The Internet has created an environment where customers have almost unlimited access to information relevant to any and all purchasing decisions, or what the Wall Street Journal recently dubbed the "Golden Age for consumers." How will this Golden Age affect retailers? How will it affect margins? What pricing strategies, other than offering lowest possible prices and accepting lowest possible margins, can retailers employ? Wharton’s Eric Clemons, Il-Horn Hann and Lorin Hitt set out to answer these and related questions, and thus whether the prices that retailers offered converged.

To determine whether prices in the electronic marketplace are, in fact, converging, the Wharton researchers examined the online travel agent industry–one of the fastest-growing segments in the online market. This industry has been in a ferment over price pressures, particularly since the launch of web sites that allow customers to perform their own searches or participate in auctions for unsold capacity. Still, the researchers found considerable price dispersion in the online travel industry, with ticket prices varying among online travel agents by as much as 25% for the same customer request. Given these results, the electronic market may not be very different from the traditional marketplace. If that is the case, web retailers need only understand the full range of the competitive strategies employed by their counterparts in traditional marketing, which will enable them to avoid pure price competition.

Traditional vendors have long used product differentiation strategies to avoid the effects of pure price competition. By customizing their products to appeal to the specific preferences of a particular customer base, vendors are able to segment the market, limit direct competition and charge a premium for their product. Differentiation can occur in a number of ways–through geographic location, range of products offered, or quality of products. The key is to offer something different or better, to create a niche.

According to the Wharton study, "The Nature of Competition in the Electronic Markets: An Empirical Investigation of Online Travel Agent Offerings," product differentiation is undoubtedly taking place on the Internet, at least in this segment of online industries. Although online travel agents are not creating new products, travelers have flight options and online travel agents often exploit heterogeneity in consumer travel preferences. The existence of alternatives allows the online travel agents to offer a different set of flights–based on timeliness, length of connections and number of connections–to different customers. Each of the five online travel agents in the study engages in product differentiation by targeting a specific type of traveler. For example, one online travel agent targets the business traveler for whom convenience is the top priority, offering expensive tickets with direct routes. Another online travel agent targets the price-conscious traveler, offering tickets at a lower cost but with more connections. Still other online travel agents cater to consumers who fall somewhere in between. By segmenting the market, the vendors ease direct competition and, therefore, can charge different prices.

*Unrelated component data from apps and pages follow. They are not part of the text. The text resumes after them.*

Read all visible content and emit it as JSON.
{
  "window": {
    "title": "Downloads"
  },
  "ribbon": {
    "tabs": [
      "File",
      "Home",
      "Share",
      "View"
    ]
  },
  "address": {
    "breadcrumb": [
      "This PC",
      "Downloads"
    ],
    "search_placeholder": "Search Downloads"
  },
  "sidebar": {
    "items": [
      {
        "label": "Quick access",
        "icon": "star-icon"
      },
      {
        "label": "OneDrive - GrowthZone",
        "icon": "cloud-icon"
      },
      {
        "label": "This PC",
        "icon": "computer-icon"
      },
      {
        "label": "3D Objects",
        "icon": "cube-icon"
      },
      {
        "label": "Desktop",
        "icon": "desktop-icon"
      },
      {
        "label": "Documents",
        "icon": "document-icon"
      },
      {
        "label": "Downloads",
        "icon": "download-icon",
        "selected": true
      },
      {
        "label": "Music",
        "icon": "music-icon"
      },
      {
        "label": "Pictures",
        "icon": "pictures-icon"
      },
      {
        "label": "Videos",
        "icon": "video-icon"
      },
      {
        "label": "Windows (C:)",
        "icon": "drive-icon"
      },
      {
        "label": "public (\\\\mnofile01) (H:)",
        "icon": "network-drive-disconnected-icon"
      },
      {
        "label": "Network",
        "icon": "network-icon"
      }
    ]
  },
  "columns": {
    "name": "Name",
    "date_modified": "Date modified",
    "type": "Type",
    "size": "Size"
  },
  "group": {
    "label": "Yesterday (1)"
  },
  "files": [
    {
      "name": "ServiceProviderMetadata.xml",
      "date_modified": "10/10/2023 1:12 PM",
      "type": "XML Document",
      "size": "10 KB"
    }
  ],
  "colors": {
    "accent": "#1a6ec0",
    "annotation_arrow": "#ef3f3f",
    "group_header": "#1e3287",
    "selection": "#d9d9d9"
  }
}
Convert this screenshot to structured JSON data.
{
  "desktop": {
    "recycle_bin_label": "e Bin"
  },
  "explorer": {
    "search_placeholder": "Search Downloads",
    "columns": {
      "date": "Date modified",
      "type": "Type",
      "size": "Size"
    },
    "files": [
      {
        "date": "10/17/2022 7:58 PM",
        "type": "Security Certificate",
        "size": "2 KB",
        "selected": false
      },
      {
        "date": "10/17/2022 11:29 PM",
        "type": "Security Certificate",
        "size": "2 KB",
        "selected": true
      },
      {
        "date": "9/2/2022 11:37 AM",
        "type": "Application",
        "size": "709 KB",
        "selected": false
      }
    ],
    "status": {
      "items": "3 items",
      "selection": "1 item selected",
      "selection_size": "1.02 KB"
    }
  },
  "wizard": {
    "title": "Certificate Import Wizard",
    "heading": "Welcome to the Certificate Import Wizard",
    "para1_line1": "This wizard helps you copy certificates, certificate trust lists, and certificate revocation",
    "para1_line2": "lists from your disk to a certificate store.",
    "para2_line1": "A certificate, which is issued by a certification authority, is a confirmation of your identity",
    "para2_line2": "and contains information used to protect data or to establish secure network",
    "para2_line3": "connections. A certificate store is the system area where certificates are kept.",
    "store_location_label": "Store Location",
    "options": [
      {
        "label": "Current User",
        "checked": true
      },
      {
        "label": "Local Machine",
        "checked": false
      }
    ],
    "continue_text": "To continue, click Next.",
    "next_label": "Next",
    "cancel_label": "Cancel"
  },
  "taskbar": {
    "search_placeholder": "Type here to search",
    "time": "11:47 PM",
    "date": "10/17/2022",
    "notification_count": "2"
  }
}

Even after controlling for ticket quality and other characteristics, however, prices (for the same customer request) still varied by approximately 20%, further contradicting the theory that prices will converge in the electronic market. A few factors could explain these discrepancies in ticket prices. First, although it is often argued that consumers’ search costs disappear on the Internet, they seem to have been replaced by other transaction costs. These costs include the time and effort it takes to sign up for an online travel agent, learn a new interface and enter flight preferences into multiple online travel agents. Consumers are faced with a trade-off between the potential savings and a known cost. Therefore, it is rare that a consumer will access the entire universe of market data available on the Internet, enabling vendors to charge different prices.

Second, inefficiencies in online travel agents’ search processes enable vendors to charge higher prices. Because the current search parameters are inflexible, online travel agents must make compromises on these parameters. Each online travel agent may make different compromises and, as a result, present different results for the same customer request.

Interestingly, the findings illustrate that no one search engine dominates all the others, nor is any engine clearly inferior. Certain online travel agents are better for a particular type of request while others perform better for another type of request. Because online travel agents often know that their parameters are inferior with respect to some requests, in some cases an online travel agent will exploit transaction costs to sell more of the dominated tickets. And as long as search or transaction costs remain above zero, online travel agents can continue to charge different prices and, more importantly, be able to continue operating with inferior engines.

In addition to the other barriers to perfect price competition, online travel agents have used the design of their interface to price discriminate against certain customers. For example, an online travel agent may couple a very complex interface with lower ticket prices on the theory that people who are computer adept are more likely to search other online travel agent sites to find the best bargain. Or, an online travel agent may have a very user-friendly interface and offer only high-priced tickets, assuming that these users might not have the time or capability to search for a lower price.

While competition in electronic markets is intense, barriers to perfect competition still exist. And several strategies are available to retailers on the Web, including product differentiation, which afford them the opportunity to charge a premium for their product. Contrary to popular theory, information asymmetry persists even in the electronic marketplace due to inefficiencies in the search process and the transaction costs involved in a full search. While consumers are enjoying a Golden Age of sorts, profits are not necessarily about to disappear, at least not for savvy retailers.